The gall of some people just chaps my hide. (Oh God, I really am turning into my mother.) Below is a conversation between a 40-year-old professional and a 28-year-old bum about identity, the social relevance of self-esteem, and the limits of the usefulness of self-deprecation, although only one of us is aware of it.
dessa_dangerous, on 29.Aug.2009, 2:26pm, said:
I really don't know what to make of this. You sat in a room full of people who negatively generalized your people--if you're an American, Americans are your people, whether you like it or not--as being shallow and if I may paraphrase, fake, and your reaction was to nod and think passively, "yes, you're right."
The problem with situations like these is that people like you--not that I know you from Adam, but people who say out loud the sort of thing you've just written down--is that they think they are somehow different, somehow exempt.
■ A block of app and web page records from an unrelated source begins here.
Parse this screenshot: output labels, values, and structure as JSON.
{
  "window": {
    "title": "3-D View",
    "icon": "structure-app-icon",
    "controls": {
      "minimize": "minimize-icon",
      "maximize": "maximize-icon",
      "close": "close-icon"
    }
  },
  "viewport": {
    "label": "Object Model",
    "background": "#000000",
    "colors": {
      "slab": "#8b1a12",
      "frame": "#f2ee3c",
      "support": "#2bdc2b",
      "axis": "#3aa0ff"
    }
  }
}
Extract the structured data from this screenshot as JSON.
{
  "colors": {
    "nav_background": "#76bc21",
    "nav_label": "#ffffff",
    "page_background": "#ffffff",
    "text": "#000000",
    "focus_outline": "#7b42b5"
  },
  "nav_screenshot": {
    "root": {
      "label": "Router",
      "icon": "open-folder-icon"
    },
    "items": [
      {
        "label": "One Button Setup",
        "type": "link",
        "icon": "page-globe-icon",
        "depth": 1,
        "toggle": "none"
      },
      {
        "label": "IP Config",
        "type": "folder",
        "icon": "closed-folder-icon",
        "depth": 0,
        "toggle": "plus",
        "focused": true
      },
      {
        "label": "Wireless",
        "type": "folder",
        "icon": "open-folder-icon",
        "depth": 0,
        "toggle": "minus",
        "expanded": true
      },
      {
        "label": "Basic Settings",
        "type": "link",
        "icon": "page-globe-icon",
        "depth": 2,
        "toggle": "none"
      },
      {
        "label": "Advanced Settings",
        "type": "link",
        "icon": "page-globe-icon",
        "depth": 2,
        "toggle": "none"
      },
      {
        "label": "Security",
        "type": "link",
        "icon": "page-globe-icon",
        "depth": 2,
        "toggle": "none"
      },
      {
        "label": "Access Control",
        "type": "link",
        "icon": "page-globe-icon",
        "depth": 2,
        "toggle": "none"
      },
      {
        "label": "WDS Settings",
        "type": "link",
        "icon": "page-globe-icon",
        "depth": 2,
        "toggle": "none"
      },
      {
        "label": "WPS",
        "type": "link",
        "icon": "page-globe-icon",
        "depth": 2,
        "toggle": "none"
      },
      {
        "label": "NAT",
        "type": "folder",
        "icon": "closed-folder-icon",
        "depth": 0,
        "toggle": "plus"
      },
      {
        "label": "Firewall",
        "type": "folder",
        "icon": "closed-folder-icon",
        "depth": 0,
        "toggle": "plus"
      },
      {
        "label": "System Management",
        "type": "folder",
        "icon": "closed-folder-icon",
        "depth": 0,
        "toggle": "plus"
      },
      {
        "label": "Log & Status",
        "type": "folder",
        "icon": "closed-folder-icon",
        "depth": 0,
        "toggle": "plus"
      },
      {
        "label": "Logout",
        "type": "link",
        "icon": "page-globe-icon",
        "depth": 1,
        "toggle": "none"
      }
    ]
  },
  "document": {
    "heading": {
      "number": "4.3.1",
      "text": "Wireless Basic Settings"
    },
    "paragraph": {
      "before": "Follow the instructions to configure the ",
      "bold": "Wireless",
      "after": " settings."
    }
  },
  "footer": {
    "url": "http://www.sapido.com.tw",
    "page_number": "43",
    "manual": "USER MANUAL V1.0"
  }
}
That when the gross generalizations are made that they're about someone else.
No one is done justice when we, rather than disproving stereotypes through action, sit around wringing our hands and feeling superior.
Furthermore, the assessment is inaccurate. America, like any other country, is full of all sorts of kinds of people--good, bad, smart, dumb, shallow, prophetic, etcetera etcetera etcetera. America, unlike some countries, has been the birthplace of some of the greatest works of art, literature, science and medicine introduced in the last 150 years. Of music and ideas and movements. Americans are shallow, my ass. Maybe the people you know are shallow and lead pointless, useless lives. That doesn't mean everyone is or does.
As for whether Americans are overly polite--I'll take overly polite over overly hostile any old day.